Projects to be Directed by R. J. Dufour (Rice University)

BVRIH(alpha)Photometric Monitoring of Cataclysmic Variables: Cataclysmic variable stars have irregular light curves and outbursts over periods of a few to hundreds of days. U Gem stars have periods of 30-500 days with 2-6 mag outbursts of 5-20 days duration. Z Cam stars show more cyclic variations of 2-3 mags over tens of days but have long “standstill” events covering several cycles. SU UMa stars have two distinct types of outbursts: (a) faint, frequent, and short over 1-2 days, and (b) brighter superoutbursts with 10-20 days duration. R CrB “inverse nova” stars with irregular and infrequent drops of several magnitudes from a rather constant level of 10-100 day durations. And the largest group, Z Cam, or symbiotic stars, which are close binary systems usually consisting of a red giant and a hot blue stars. The symbiotic stars are of particular interest to Dufour because of their emission-line spectrum variability. Weekly BVRIHmonitoring of symbiotic stars will be useful in characterizing their continuum variability and the extent of Halpha variations compared to the BVRI continuum. This can be accurately done for many symbiotics north of -30 declination given recently published UBVRI photometric sequences for fields around 81 symbiotic stars by Henden and Munari (2006) –which makes accurate photometry possible under non-photometric conditions. Additionally, imagery of these with a transmission grating will permit spectral variations in the stronger emission lines to be compared with the continuum variations, which greatly enhances the astrophysical interpretation of the outburst phenomena.

Supernovae in Dwarf Starburst Galaxies: Many automated supernova searches target massive spiral and elliptical galaxies with ~100 billion stellar populations.
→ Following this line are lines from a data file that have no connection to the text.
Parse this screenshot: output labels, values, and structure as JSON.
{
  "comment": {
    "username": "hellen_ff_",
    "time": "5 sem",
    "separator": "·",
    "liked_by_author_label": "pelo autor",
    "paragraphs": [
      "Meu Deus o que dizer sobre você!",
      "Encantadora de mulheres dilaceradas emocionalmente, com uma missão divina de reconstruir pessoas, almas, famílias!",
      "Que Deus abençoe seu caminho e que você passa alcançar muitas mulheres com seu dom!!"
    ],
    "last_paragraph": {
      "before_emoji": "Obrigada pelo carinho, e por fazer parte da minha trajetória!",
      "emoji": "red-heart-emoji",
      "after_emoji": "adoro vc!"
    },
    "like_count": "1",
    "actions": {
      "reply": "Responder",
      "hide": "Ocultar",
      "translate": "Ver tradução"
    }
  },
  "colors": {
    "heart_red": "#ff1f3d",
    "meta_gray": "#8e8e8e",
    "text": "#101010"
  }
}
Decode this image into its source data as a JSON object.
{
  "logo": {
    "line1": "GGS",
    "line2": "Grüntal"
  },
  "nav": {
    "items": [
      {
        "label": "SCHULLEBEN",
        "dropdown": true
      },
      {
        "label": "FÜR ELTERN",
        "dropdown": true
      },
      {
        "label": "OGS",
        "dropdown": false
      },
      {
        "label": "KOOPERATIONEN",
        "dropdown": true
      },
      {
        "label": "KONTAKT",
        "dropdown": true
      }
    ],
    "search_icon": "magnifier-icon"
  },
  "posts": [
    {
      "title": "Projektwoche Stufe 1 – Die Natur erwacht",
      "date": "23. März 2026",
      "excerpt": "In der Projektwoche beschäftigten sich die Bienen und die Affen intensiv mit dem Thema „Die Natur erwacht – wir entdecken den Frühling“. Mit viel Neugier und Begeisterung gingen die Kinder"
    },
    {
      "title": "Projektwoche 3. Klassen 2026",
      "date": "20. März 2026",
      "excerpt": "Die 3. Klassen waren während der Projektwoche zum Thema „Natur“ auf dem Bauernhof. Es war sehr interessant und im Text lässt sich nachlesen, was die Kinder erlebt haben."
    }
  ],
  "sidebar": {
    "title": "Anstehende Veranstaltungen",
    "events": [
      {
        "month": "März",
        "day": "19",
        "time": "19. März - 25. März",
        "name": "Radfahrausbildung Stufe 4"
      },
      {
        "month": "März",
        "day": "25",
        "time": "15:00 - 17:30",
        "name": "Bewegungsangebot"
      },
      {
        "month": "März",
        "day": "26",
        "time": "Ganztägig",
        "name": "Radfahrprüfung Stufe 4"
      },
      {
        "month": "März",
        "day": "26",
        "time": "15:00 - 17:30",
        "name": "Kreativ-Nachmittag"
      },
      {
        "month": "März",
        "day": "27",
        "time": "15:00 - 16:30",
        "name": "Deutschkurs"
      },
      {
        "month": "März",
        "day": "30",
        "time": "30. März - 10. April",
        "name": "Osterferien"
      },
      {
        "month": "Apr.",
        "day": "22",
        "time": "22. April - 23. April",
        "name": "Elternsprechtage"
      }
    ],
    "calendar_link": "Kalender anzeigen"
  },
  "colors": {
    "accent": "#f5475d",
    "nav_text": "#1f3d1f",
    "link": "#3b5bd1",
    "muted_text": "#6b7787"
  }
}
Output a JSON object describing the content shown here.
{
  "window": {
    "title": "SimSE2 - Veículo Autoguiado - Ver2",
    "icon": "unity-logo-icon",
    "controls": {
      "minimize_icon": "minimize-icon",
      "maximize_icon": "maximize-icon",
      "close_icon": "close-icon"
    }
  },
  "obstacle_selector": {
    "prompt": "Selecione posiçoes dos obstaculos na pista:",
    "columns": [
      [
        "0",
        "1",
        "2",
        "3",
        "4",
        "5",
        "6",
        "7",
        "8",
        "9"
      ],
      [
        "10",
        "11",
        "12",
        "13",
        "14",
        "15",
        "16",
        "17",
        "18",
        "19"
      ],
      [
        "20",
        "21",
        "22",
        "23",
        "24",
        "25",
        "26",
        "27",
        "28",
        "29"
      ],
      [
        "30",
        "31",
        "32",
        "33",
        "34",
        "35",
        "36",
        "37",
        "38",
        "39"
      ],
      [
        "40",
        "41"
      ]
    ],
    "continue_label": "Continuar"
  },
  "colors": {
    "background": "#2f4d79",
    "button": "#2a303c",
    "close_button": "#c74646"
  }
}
In comparison, relatively nearby starbursting dwarf irregulars such as IC 10, IC 1613, NGC 1624 NGC 4214, NGC 4449, NGC 6822, etc. in the 1- 30Mpc distant range are typically not studied. Several of the target galaxies, such as I Zw 18 at 14Mpc are among the most metal-poor star forming systems known. Detection of supernovae (Type II being the more likely candidate objects) in them would not only be exceptional in terms of brightness (V ~ +13 for an unreddened Type II SNe in a 10Mpc distant galaxy) but also from a Population I progenitor of known metallicity (from HII region spectroscopy and the fact that the Irr galaxies have small metallicity gradients and relatively low dust content). Some ~50 good candidate galaxies exist for which weekly observations of ~20+/night in BVRIHa reaching R~16-18 mag is practical. A good summer undergraduate student project would be to develop an algorithm to align and compare images taken at different epochs to search for SNe (or even bright novae in several of the Local Group Irr systems).

Red – Near IR Emission Line Maps and Absolute Fluxes in Planetary Nebulae: During bright moon periods, the broad-band filter wheel could be swapped out with a wheel containing several interference filters (some of which Dufour has already or can purchase) which will image selected Galactic planetary nebulae in the red – nearIR emission lines of Halpha, [N II] 6583A, [S II] 6717+31A, [Ar III] 7136A, and [S III] 9532A (and a few continuum regions between emission lines). These would generally be nearby sizable PNe of several to tens of arc minute diameters for the purpose of making calibrated surface brightness maps of the nebulae in these lines (a first for many in the IR lines) to study their ionization structure. During these observations, if the sky is photometric, spectrophotometric standard stars and a few small PNe with known integrated spectral line fluxes will be observed to calibrate the imagery to an absolute flux scale. If the sky conditions are not photometric, useful science is still possible from the ionization structure maps that can be generated from the imagery (H+, N+, S+, Ar++, and S++) which will enable one to model the ionization structure with a photoionization code such as CLOUDY (Ferland et al., 1998)